TASK ITEM - Whatever precedes the line containing "Extract the structured" is not copied; that line and every line after it through the final one below are copied exactly, except pictures.

------ INPUT

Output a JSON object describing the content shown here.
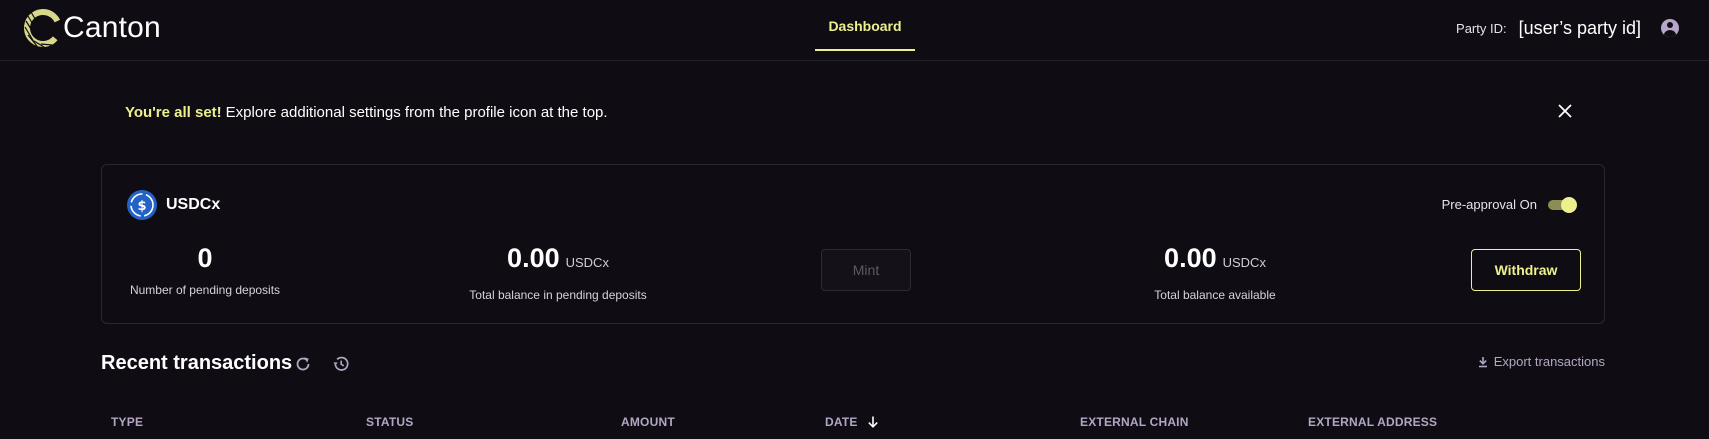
{
  "header": {
    "brand": "Canton",
    "nav_tab": "Dashboard",
    "party_label": "Party ID:",
    "party_value": "[user’s party id]"
  },
  "banner": {
    "strong": "You're all set!",
    "message": "Explore additional settings from the profile icon at the top."
  },
  "card": {
    "token_name": "USDCx",
    "preapproval_label": "Pre-approval On",
    "preapproval_on": true,
    "pending_count": "0",
    "pending_count_label": "Number of pending deposits",
    "pending_balance": "0.00",
    "pending_balance_unit": "USDCx",
    "pending_balance_label": "Total balance in pending deposits",
    "mint_label": "Mint",
    "available_balance": "0.00",
    "available_balance_unit": "USDCx",
    "available_balance_label": "Total balance available",
    "withdraw_label": "Withdraw"
  },
  "transactions": {
    "title": "Recent transactions",
    "export_label": "Export transactions",
    "columns": [
      "TYPE",
      "STATUS",
      "AMOUNT",
      "DATE",
      "EXTERNAL CHAIN",
      "EXTERNAL ADDRESS"
    ]
  },
  "colors": {
    "accent": "#ecf08d",
    "background": "#0f0d13",
    "muted": "#b4a5c6",
    "token_blue": "#2362c6"
  },
  "icons": [
    "canton-logo-icon",
    "profile-icon",
    "close-icon",
    "usdc-coin-icon",
    "refresh-icon",
    "history-icon",
    "download-icon",
    "arrow-down-icon"
  ]
}
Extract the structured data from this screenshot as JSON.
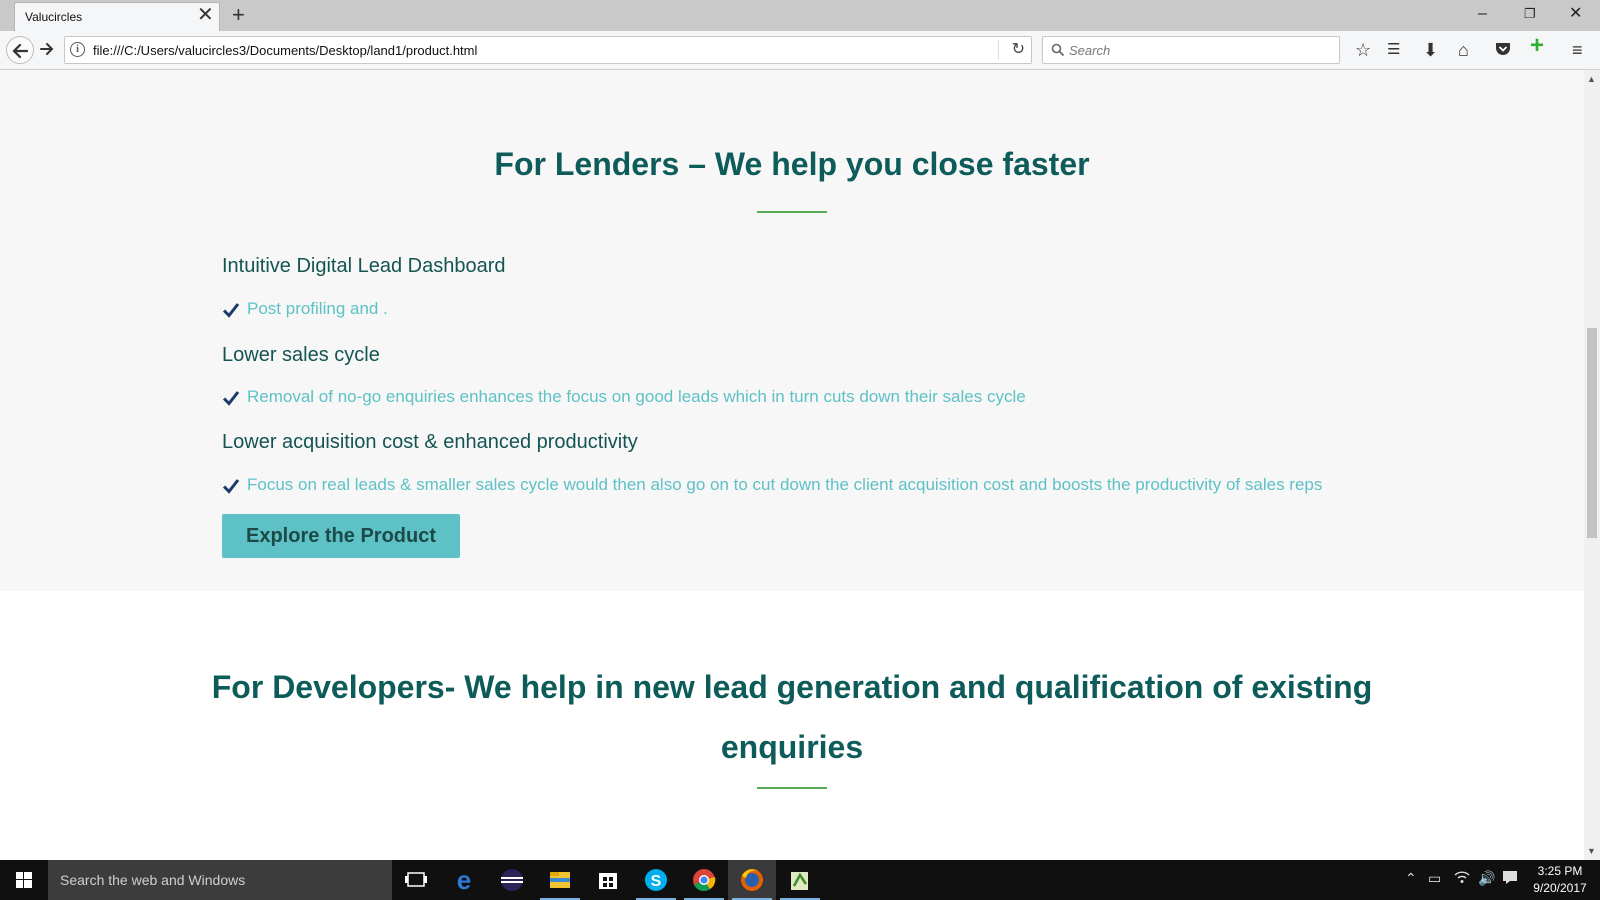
{
  "browser": {
    "tab_title": "Valucircles",
    "url": "file:///C:/Users/valucircles3/Documents/Desktop/land1/product.html",
    "search_placeholder": "Search"
  },
  "section_lenders": {
    "title": "For Lenders – We help you close faster",
    "features": [
      {
        "heading": "Intuitive Digital Lead Dashboard",
        "point": "Post profiling and ."
      },
      {
        "heading": "Lower sales cycle",
        "point": "Removal of no-go enquiries enhances the focus on good leads which in turn cuts down their sales cycle"
      },
      {
        "heading": "Lower acquisition cost & enhanced productivity",
        "point": "Focus on real leads & smaller sales cycle would then also go on to cut down the client acquisition cost and boosts the productivity of sales reps"
      }
    ],
    "button_label": "Explore the Product"
  },
  "section_developers": {
    "title_line1": "For Developers- We help in new lead generation and qualification of existing",
    "title_line2": "enquiries"
  },
  "taskbar": {
    "search_text": "Search the web and Windows",
    "time": "3:25 PM",
    "date": "9/20/2017"
  },
  "colors": {
    "heading": "#0e5c5a",
    "accent": "#5ec1c6",
    "underline": "#5aab55",
    "check": "#1d3a6b"
  }
}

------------

WRITTEN REPLY -
Extract the structured data from this screenshot as JSON.
{
  "browser": {
    "tab_title": "Valucircles",
    "url": "file:///C:/Users/valucircles3/Documents/Desktop/land1/product.html",
    "search_placeholder": "Search"
  },
  "section_lenders": {
    "title": "For Lenders – We help you close faster",
    "features": [
      {
        "heading": "Intuitive Digital Lead Dashboard",
        "point": "Post profiling and ."
      },
      {
        "heading": "Lower sales cycle",
        "point": "Removal of no-go enquiries enhances the focus on good leads which in turn cuts down their sales cycle"
      },
      {
        "heading": "Lower acquisition cost & enhanced productivity",
        "point": "Focus on real leads & smaller sales cycle would then also go on to cut down the client acquisition cost and boosts the productivity of sales reps"
      }
    ],
    "button_label": "Explore the Product"
  },
  "section_developers": {
    "title_line1": "For Developers- We help in new lead generation and qualification of existing",
    "title_line2": "enquiries"
  },
  "taskbar": {
    "search_text": "Search the web and Windows",
    "time": "3:25 PM",
    "date": "9/20/2017"
  },
  "colors": {
    "heading": "#0e5c5a",
    "accent": "#5ec1c6",
    "underline": "#5aab55",
    "check": "#1d3a6b"
  }
}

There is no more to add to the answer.